There’s an established rule in crisis communications that you round-up your allies and stand together — sink or swim, but both human or corporate sacrifice is frowned upon as poor sportsmanship.
That rule was cast aside Monday by BP CEO Tony Hayward who threw his Gulf of Mexico drilling vendor Transocean Ltd. directly into the deep water saying, “The drilling rig was a Transocean drilling rig. It was their rig and their equipment that failed, run by their people, their processors.”
Oh Mr. Hayward? How do you feel about companies or people you really dislike? In an interview on NBC’s Today Show, Mr. Hayward went on to point out that Transocean owned the giant Deepwater Horizon platform and that BP was merely a lessee.
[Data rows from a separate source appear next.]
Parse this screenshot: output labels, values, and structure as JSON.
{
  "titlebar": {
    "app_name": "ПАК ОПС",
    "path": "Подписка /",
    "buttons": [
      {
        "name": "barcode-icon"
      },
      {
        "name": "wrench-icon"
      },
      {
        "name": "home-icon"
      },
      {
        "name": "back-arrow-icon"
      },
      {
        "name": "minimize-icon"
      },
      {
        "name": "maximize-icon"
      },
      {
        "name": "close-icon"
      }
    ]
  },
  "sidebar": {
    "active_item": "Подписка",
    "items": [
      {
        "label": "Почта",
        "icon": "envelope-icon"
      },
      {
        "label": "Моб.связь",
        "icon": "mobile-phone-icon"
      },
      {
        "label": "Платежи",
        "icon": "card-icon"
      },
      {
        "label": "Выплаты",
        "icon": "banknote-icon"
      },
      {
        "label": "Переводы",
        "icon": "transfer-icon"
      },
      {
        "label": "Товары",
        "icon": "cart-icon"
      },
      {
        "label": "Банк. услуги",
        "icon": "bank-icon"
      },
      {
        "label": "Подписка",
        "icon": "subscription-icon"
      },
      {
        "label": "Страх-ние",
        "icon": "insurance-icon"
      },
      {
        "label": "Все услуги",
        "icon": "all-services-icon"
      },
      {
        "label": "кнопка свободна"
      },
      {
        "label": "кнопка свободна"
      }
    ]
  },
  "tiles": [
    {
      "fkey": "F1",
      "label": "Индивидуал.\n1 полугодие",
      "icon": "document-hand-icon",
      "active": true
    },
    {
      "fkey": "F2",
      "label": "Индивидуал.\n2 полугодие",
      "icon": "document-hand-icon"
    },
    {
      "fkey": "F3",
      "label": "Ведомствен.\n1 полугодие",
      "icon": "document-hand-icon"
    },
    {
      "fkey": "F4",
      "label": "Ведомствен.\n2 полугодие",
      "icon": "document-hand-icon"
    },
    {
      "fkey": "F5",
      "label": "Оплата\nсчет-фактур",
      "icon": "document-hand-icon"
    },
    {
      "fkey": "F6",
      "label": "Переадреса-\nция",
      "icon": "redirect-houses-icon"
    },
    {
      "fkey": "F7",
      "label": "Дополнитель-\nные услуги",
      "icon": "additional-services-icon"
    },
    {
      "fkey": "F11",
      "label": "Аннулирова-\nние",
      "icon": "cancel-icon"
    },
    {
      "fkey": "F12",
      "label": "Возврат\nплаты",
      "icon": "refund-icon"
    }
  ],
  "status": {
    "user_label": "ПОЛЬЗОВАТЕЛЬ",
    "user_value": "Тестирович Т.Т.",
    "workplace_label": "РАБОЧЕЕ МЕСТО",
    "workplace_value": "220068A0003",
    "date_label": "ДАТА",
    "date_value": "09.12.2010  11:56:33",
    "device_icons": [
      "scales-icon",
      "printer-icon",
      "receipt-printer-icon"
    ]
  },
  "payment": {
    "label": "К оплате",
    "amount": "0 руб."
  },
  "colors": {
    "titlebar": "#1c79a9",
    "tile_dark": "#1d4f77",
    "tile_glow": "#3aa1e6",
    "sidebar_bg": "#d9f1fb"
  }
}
While accepting the burden of paying for clean up costs one has to wonder what Hayward was thinking? Why was he sitting on national television dissing what until last week was considered a valued partner to BP’s global operations?
So much for loyalty. So much for corporate responsibility. Hayward could be laying the framework for a legal defense to put as much of the blame, the harsh light of public recrimination and ultimately the public memory onto the shoulders of his Swiss partner Transocean. To this observer it appears a flimsy and transparent attempt to add to the slimy oil slick also known as the ever-expanding blame game.
Kudos to Mr. Hayward – he appeared sincere and forthright. He was well-trained and prepared. But his statements left real doubt as to the corporate courage and conviction of BP… and I bet the blame will be shared by many more before the well or this story is capped.